▶ [Record extracts]
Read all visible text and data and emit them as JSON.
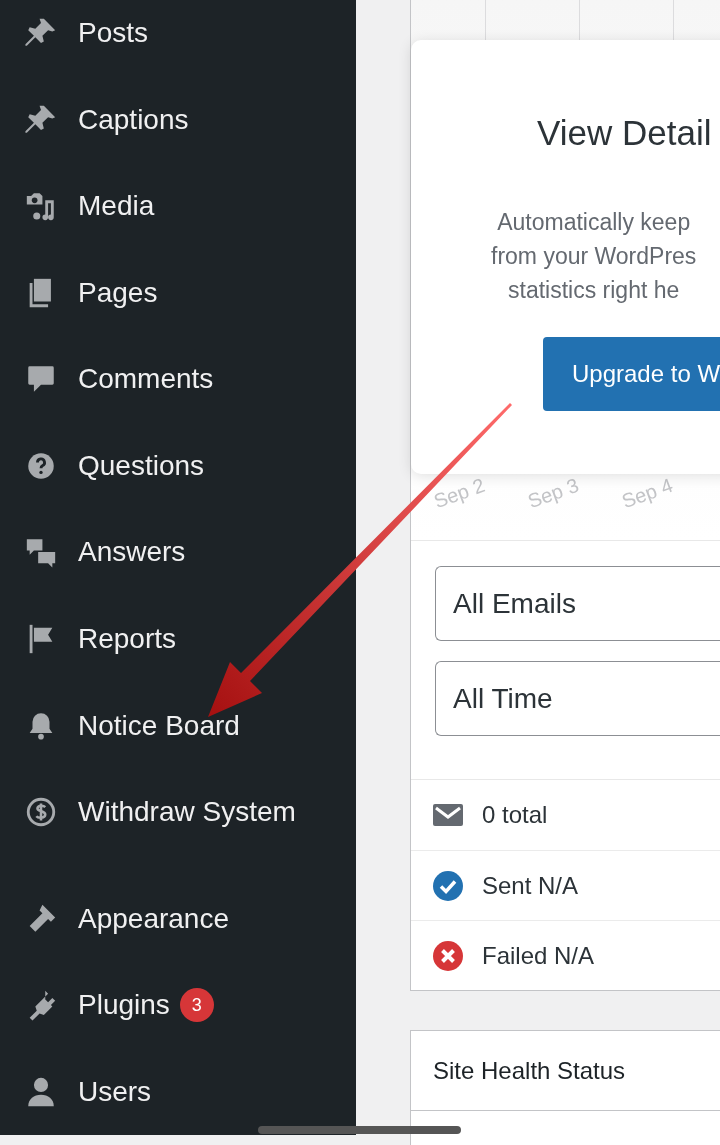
{
  "sidebar": {
    "groups": [
      [
        {
          "label": "Posts"
        },
        {
          "label": "Captions"
        },
        {
          "label": "Media"
        },
        {
          "label": "Pages"
        },
        {
          "label": "Comments"
        },
        {
          "label": "Questions"
        },
        {
          "label": "Answers"
        },
        {
          "label": "Reports"
        },
        {
          "label": "Notice Board"
        },
        {
          "label": "Withdraw System"
        }
      ],
      [
        {
          "label": "Appearance"
        },
        {
          "label": "Plugins",
          "badge": "3"
        },
        {
          "label": "Users"
        }
      ]
    ]
  },
  "email_card": {
    "chart_axis_labels": [
      "Sep 2",
      "Sep 3",
      "Sep 4"
    ],
    "overlay": {
      "title": "View Detail",
      "text_lines": [
        "Automatically keep",
        "from your WordPres",
        "statistics right he"
      ],
      "button": "Upgrade to W"
    },
    "filters": [
      {
        "value": "All Emails"
      },
      {
        "value": "All Time"
      }
    ],
    "stats": [
      {
        "kind": "total",
        "text": "0 total"
      },
      {
        "kind": "sent",
        "text": "Sent N/A"
      },
      {
        "kind": "failed",
        "text": "Failed N/A"
      }
    ]
  },
  "site_health": {
    "title": "Site Health Status"
  }
}
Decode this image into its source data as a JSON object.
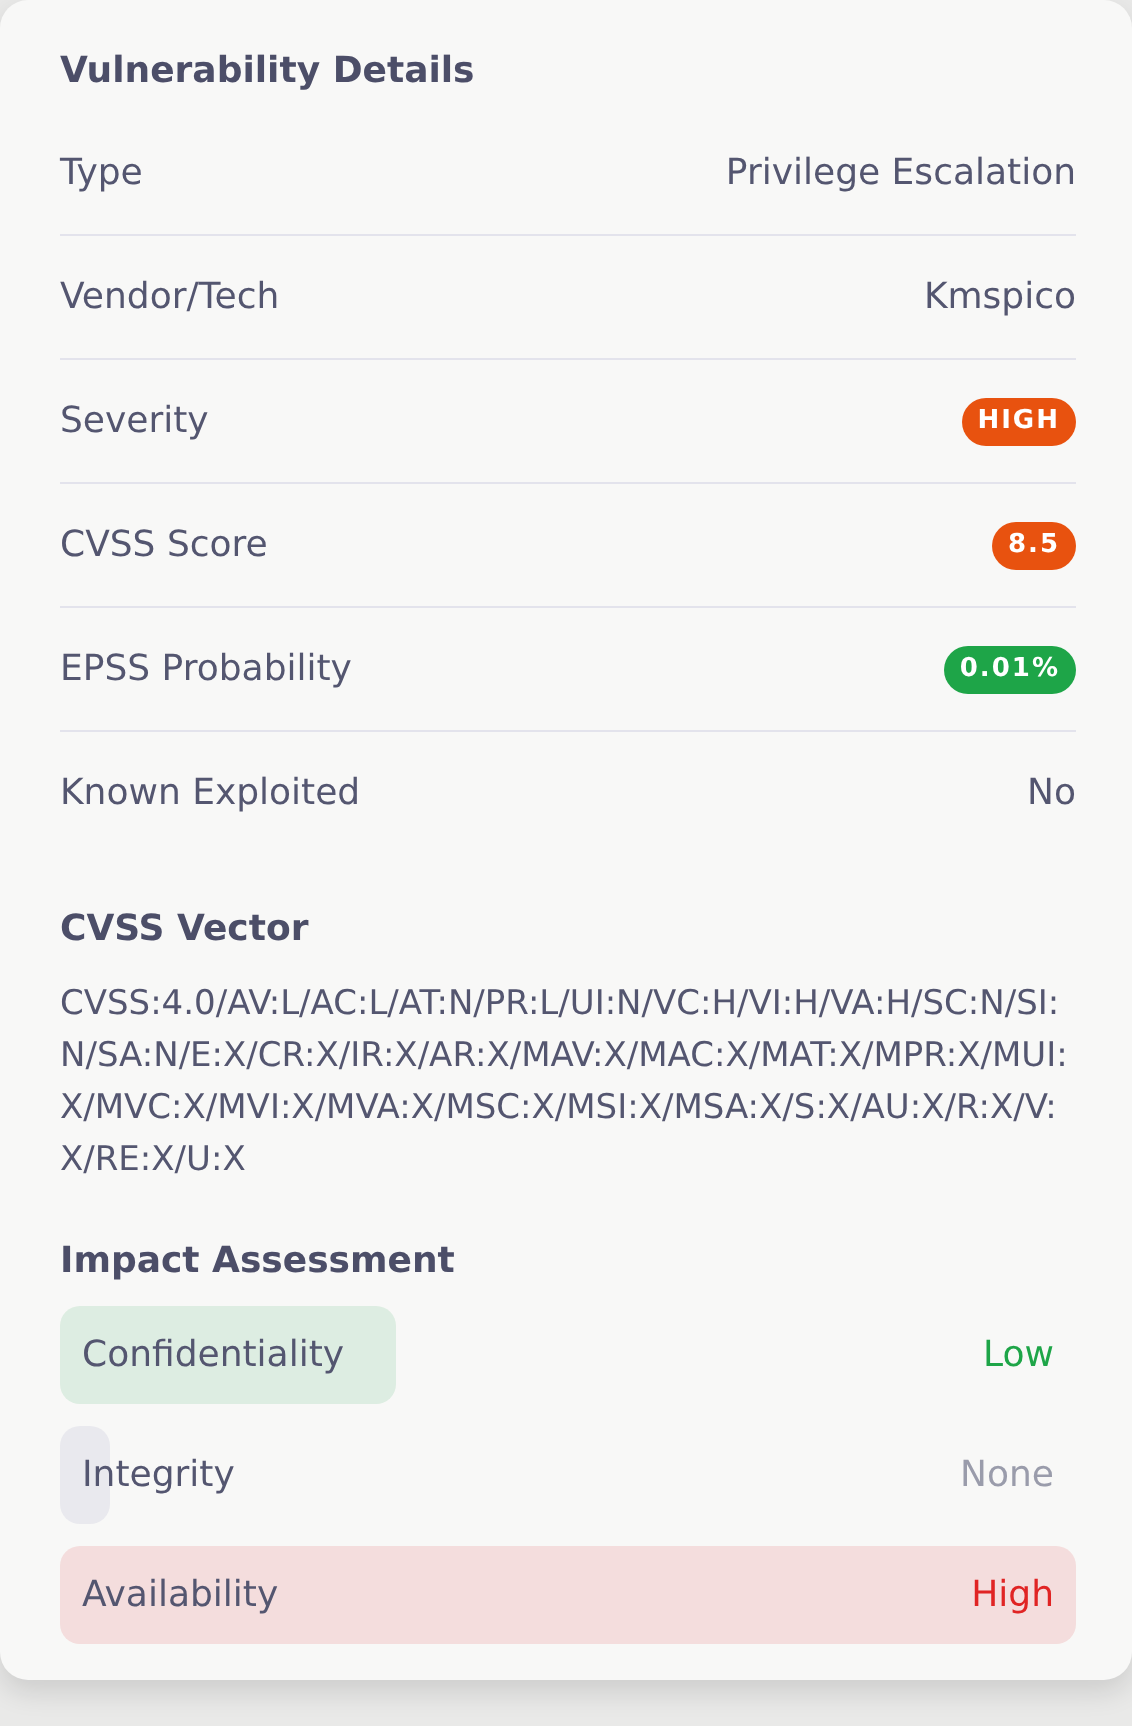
{
  "details": {
    "title": "Vulnerability Details",
    "rows": [
      {
        "label": "Type",
        "kind": "text",
        "value": "Privilege Escalation"
      },
      {
        "label": "Vendor/Tech",
        "kind": "text",
        "value": "Kmspico"
      },
      {
        "label": "Severity",
        "kind": "badge",
        "value": "HIGH",
        "color": "#e8520f"
      },
      {
        "label": "CVSS Score",
        "kind": "badge",
        "value": "8.5",
        "color": "#e8520f"
      },
      {
        "label": "EPSS Probability",
        "kind": "badge",
        "value": "0.01%",
        "color": "#1ea548"
      },
      {
        "label": "Known Exploited",
        "kind": "text",
        "value": "No"
      }
    ]
  },
  "vector": {
    "title": "CVSS Vector",
    "text": "CVSS:4.0/AV:L/AC:L/AT:N/PR:L/UI:N/VC:H/VI:H/VA:H/SC:N/SI:N/SA:N/E:X/CR:X/IR:X/AR:X/MAV:X/MAC:X/MAT:X/MPR:X/MUI:X/MVC:X/MVI:X/MVA:X/MSC:X/MSI:X/MSA:X/S:X/AU:X/R:X/V:X/RE:X/U:X"
  },
  "impact": {
    "title": "Impact Assessment",
    "rows": [
      {
        "label": "Confidentiality",
        "value": "Low",
        "kind": "low",
        "color": "#1ea548"
      },
      {
        "label": "Integrity",
        "value": "None",
        "kind": "none",
        "color": "#9a9cab"
      },
      {
        "label": "Availability",
        "value": "High",
        "kind": "high",
        "color": "#e02424"
      }
    ]
  }
}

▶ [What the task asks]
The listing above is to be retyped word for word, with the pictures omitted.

▶ [Task answer]
Read all visible text and data and emit them as JSON.
{
  "sidebar": {
    "groups": [
      [
        {
          "label": "Posts"
        },
        {
          "label": "Captions"
        },
        {
          "label": "Media"
        },
        {
          "label": "Pages"
        },
        {
          "label": "Comments"
        },
        {
          "label": "Questions"
        },
        {
          "label": "Answers"
        },
        {
          "label": "Reports"
        },
        {
          "label": "Notice Board"
        },
        {
          "label": "Withdraw System"
        }
      ],
      [
        {
          "label": "Appearance"
        },
        {
          "label": "Plugins",
          "badge": "3"
        },
        {
          "label": "Users"
        }
      ]
    ]
  },
  "email_card": {
    "chart_axis_labels": [
      "Sep 2",
      "Sep 3",
      "Sep 4"
    ],
    "overlay": {
      "title": "View Detail",
      "text_lines": [
        "Automatically keep",
        "from your WordPres",
        "statistics right he"
      ],
      "button": "Upgrade to W"
    },
    "filters": [
      {
        "value": "All Emails"
      },
      {
        "value": "All Time"
      }
    ],
    "stats": [
      {
        "kind": "total",
        "text": "0 total"
      },
      {
        "kind": "sent",
        "text": "Sent N/A"
      },
      {
        "kind": "failed",
        "text": "Failed N/A"
      }
    ]
  },
  "site_health": {
    "title": "Site Health Status"
  }
}
Decode this image into its source data as a JSON object.
{
  "details": {
    "title": "Vulnerability Details",
    "rows": [
      {
        "label": "Type",
        "kind": "text",
        "value": "Privilege Escalation"
      },
      {
        "label": "Vendor/Tech",
        "kind": "text",
        "value": "Kmspico"
      },
      {
        "label": "Severity",
        "kind": "badge",
        "value": "HIGH",
        "color": "#e8520f"
      },
      {
        "label": "CVSS Score",
        "kind": "badge",
        "value": "8.5",
        "color": "#e8520f"
      },
      {
        "label": "EPSS Probability",
        "kind": "badge",
        "value": "0.01%",
        "color": "#1ea548"
      },
      {
        "label": "Known Exploited",
        "kind": "text",
        "value": "No"
      }
    ]
  },
  "vector": {
    "title": "CVSS Vector",
    "text": "CVSS:4.0/AV:L/AC:L/AT:N/PR:L/UI:N/VC:H/VI:H/VA:H/SC:N/SI:N/SA:N/E:X/CR:X/IR:X/AR:X/MAV:X/MAC:X/MAT:X/MPR:X/MUI:X/MVC:X/MVI:X/MVA:X/MSC:X/MSI:X/MSA:X/S:X/AU:X/R:X/V:X/RE:X/U:X"
  },
  "impact": {
    "title": "Impact Assessment",
    "rows": [
      {
        "label": "Confidentiality",
        "value": "Low",
        "kind": "low",
        "color": "#1ea548"
      },
      {
        "label": "Integrity",
        "value": "None",
        "kind": "none",
        "color": "#9a9cab"
      },
      {
        "label": "Availability",
        "value": "High",
        "kind": "high",
        "color": "#e02424"
      }
    ]
  }
}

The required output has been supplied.